By: E&P Staff
While President Bush remains more popular within the military than outside it, support for him, and for the war in Iraq, “has slipped significantly in the last year among members of the military’s professional core,” according to the Military Times, analyzing its annual year-end poll.
The Military Times Media Group is made up of the Army Times, Air Force Times, Navy Times and Marine Times.
Approval of the president’s Iraq policy fell 9% from 2004; a bare majority, 54%, now says they view his performance on Iraq favorably. Support for his overall performance fell 11 points, to 60%, among readers of the Military Times newspapers (100% of those polled are on active duty*).
“Though support both for President Bush and for the war in Iraq remains significantly higher than in the public as a whole, the drop is likely to add further fuel to the heated debate over Iraq policy,” the report continued. “In 2003 and 2004, supporters of the war in Iraq pointed to high approval ratings in the Military Times Poll as a signal that military members were behind President Bush’s the president’s policy.”
Of the poll respondents, all active duty, about half had served in Iraq or Afghanistan. Only 13% called themselves Democrats. The poll was taken from about mid-November to mid-December, with 1,215 respondents.
? Positive feelings about Congress, civilian and uniformed Pentagon leaders and the media all fell.
? Opposition to the draft fell slightly, from 75 percent last year to 68 percent this year.
? Nearly two-thirds said the military is stretched too thin to be effective, though that figure is down substantially from two years ago.

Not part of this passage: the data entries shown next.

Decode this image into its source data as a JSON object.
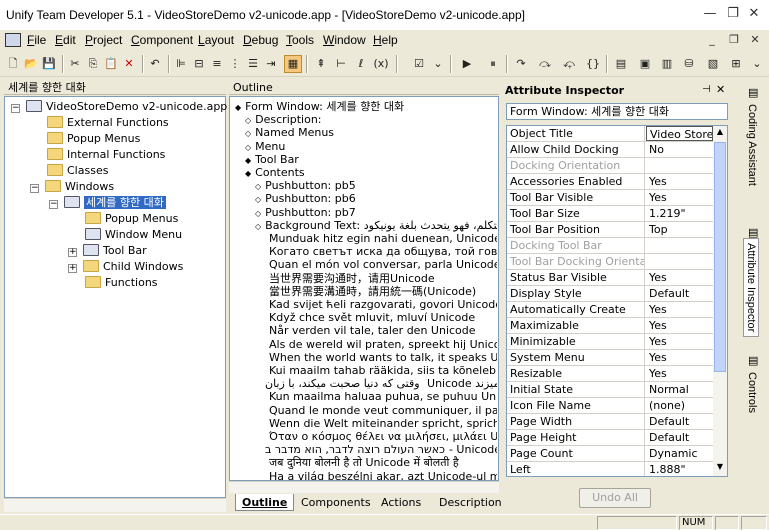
{
  "window": {
    "title": "Unify Team Developer 5.1 - VideoStoreDemo v2-unicode.app - [VideoStoreDemo v2-unicode.app]"
  },
  "menu": [
    {
      "u": "F",
      "rest": "ile"
    },
    {
      "u": "E",
      "rest": "dit"
    },
    {
      "u": "P",
      "rest": "roject"
    },
    {
      "u": "C",
      "rest": "omponent"
    },
    {
      "u": "L",
      "rest": "ayout"
    },
    {
      "u": "D",
      "rest": "ebug"
    },
    {
      "u": "T",
      "rest": "ools"
    },
    {
      "u": "W",
      "rest": "indow"
    },
    {
      "u": "H",
      "rest": "elp"
    }
  ],
  "tree_panel": {
    "title": "세계를 향한 대화",
    "items": [
      {
        "label": "VideoStoreDemo v2-unicode.app",
        "level": 0,
        "box": "−",
        "icon": "app-icon"
      },
      {
        "label": "External Functions",
        "level": 1,
        "icon": "folder-icon"
      },
      {
        "label": "Popup Menus",
        "level": 1,
        "icon": "folder-icon"
      },
      {
        "label": "Internal Functions",
        "level": 1,
        "icon": "folder-icon"
      },
      {
        "label": "Classes",
        "level": 1,
        "icon": "folder-icon"
      },
      {
        "label": "Windows",
        "level": 1,
        "box": "−",
        "icon": "folder-icon"
      },
      {
        "label": "세계를 향한 대화",
        "level": 2,
        "box": "−",
        "icon": "form-window-icon",
        "selected": true
      },
      {
        "label": "Popup Menus",
        "level": 3,
        "icon": "folder-icon"
      },
      {
        "label": "Window Menu",
        "level": 3,
        "icon": "menu-icon"
      },
      {
        "label": "Tool Bar",
        "level": 3,
        "box": "+",
        "icon": "toolbar-icon"
      },
      {
        "label": "Child Windows",
        "level": 3,
        "box": "+",
        "icon": "folder-icon"
      },
      {
        "label": "Functions",
        "level": 3,
        "icon": "folder-icon"
      }
    ]
  },
  "outline_panel": {
    "title": "Outline",
    "lines": [
      {
        "b": "◆",
        "t": "Form Window: 세계를 향한 대화",
        "i": 0
      },
      {
        "b": "◇",
        "t": "Description:",
        "i": 1
      },
      {
        "b": "◇",
        "t": "Named Menus",
        "i": 1
      },
      {
        "b": "◇",
        "t": "Menu",
        "i": 1
      },
      {
        "b": "◆",
        "t": "Tool Bar",
        "i": 1
      },
      {
        "b": "◆",
        "t": "Contents",
        "i": 1
      },
      {
        "b": "◇",
        "t": "Pushbutton: pb5",
        "i": 2
      },
      {
        "b": "◇",
        "t": "Pushbutton: pb6",
        "i": 2
      },
      {
        "b": "◇",
        "t": "Pushbutton: pb7",
        "i": 2
      },
      {
        "b": "◇",
        "t": "Background Text: عندما يريد العالم أن يتكلم، فهو يتحدث بلغة يونيكود",
        "i": 2
      },
      {
        "b": "",
        "t": "Munduak hitz egin nahi duenean, Unicodez hitz e",
        "i": 3
      },
      {
        "b": "",
        "t": "Когато светът иска да общува, той говори на",
        "i": 3
      },
      {
        "b": "",
        "t": "Quan el món vol conversar, parla Unicode",
        "i": 3
      },
      {
        "b": "",
        "t": "当世界需要沟通时，请用Unicode",
        "i": 3
      },
      {
        "b": "",
        "t": "當世界需要溝通時，請用統一碼(Unicode)",
        "i": 3
      },
      {
        "b": "",
        "t": "Kad svijet ћeli razgovarati, govori Unicode",
        "i": 3
      },
      {
        "b": "",
        "t": "Když chce svět mluvit, mluví Unicode",
        "i": 3
      },
      {
        "b": "",
        "t": "Når verden vil tale, taler den Unicode",
        "i": 3
      },
      {
        "b": "",
        "t": "Als de wereld wil praten, spreekt hij Unicode",
        "i": 3
      },
      {
        "b": "",
        "t": "When the world wants to talk, it speaks Unicode",
        "i": 3
      },
      {
        "b": "",
        "t": "Kui maailm tahab rääkida, siis ta kõneleb Unicode",
        "i": 3
      },
      {
        "b": "",
        "t": "وقتی که دنیا صحبت میکند، با زبان Unicode میزند",
        "i": 3
      },
      {
        "b": "",
        "t": "Kun maailma haluaa puhua, se puhuu Unicodea",
        "i": 3
      },
      {
        "b": "",
        "t": "Quand le monde veut communiquer, il parle en Un",
        "i": 3
      },
      {
        "b": "",
        "t": "Wenn die Welt miteinander spricht, spricht sie Un",
        "i": 3
      },
      {
        "b": "",
        "t": "Όταν ο κόσμος θέλει να μιλήσει, μιλάει Unicod",
        "i": 3
      },
      {
        "b": "",
        "t": "כאשר העולם רוצה לדבר, הוא מדבר ב- Unicode",
        "i": 3
      },
      {
        "b": "",
        "t": "जब दुनिया बोलनी है तो Unicode में बोलती है",
        "i": 3
      },
      {
        "b": "",
        "t": "Ha a világ beszélni akar, azt Unicode-ul mondja",
        "i": 3
      }
    ],
    "tabs": [
      "Outline",
      "Components",
      "Actions",
      "Description"
    ]
  },
  "attr_panel": {
    "title": "Attribute Inspector",
    "form": "Form Window: 세계를 향한 대화",
    "rows": [
      {
        "k": "Object Title",
        "v": "Video Store",
        "hdr": true
      },
      {
        "k": "Allow Child Docking",
        "v": "No"
      },
      {
        "k": "Docking Orientation",
        "v": "",
        "dis": true
      },
      {
        "k": "Accessories Enabled",
        "v": "Yes"
      },
      {
        "k": "Tool Bar Visible",
        "v": "Yes"
      },
      {
        "k": "Tool Bar Size",
        "v": "1.219\""
      },
      {
        "k": "Tool Bar Position",
        "v": "Top"
      },
      {
        "k": "Docking Tool Bar",
        "v": "",
        "dis": true
      },
      {
        "k": "Tool Bar Docking Orientatio",
        "v": "",
        "dis": true
      },
      {
        "k": "Status Bar Visible",
        "v": "Yes"
      },
      {
        "k": "Display Style",
        "v": "Default"
      },
      {
        "k": "Automatically Create",
        "v": "Yes"
      },
      {
        "k": "Maximizable",
        "v": "Yes"
      },
      {
        "k": "Minimizable",
        "v": "Yes"
      },
      {
        "k": "System Menu",
        "v": "Yes"
      },
      {
        "k": "Resizable",
        "v": "Yes"
      },
      {
        "k": "Initial State",
        "v": "Normal"
      },
      {
        "k": "Icon File Name",
        "v": "(none)"
      },
      {
        "k": "Page Width",
        "v": "Default"
      },
      {
        "k": "Page Height",
        "v": "Default"
      },
      {
        "k": "Page Count",
        "v": "Dynamic"
      },
      {
        "k": "Left",
        "v": "1.888\""
      }
    ],
    "undo": "Undo All"
  },
  "side_tabs": [
    "Coding Assistant",
    "Attribute Inspector",
    "Controls"
  ],
  "status": {
    "num": "NUM"
  }
}
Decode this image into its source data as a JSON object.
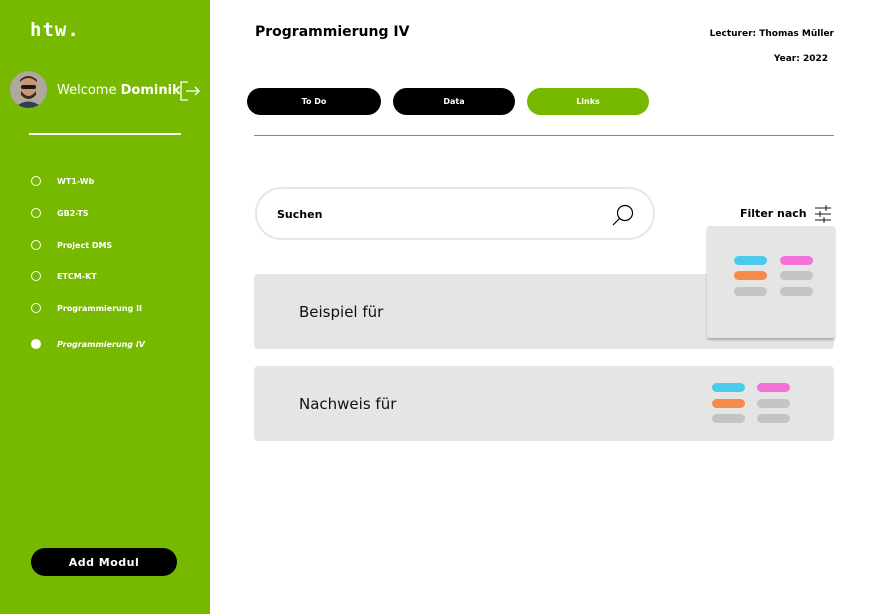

* An earlier version of this story incorrectly reported that 85% of those polled were on active duty.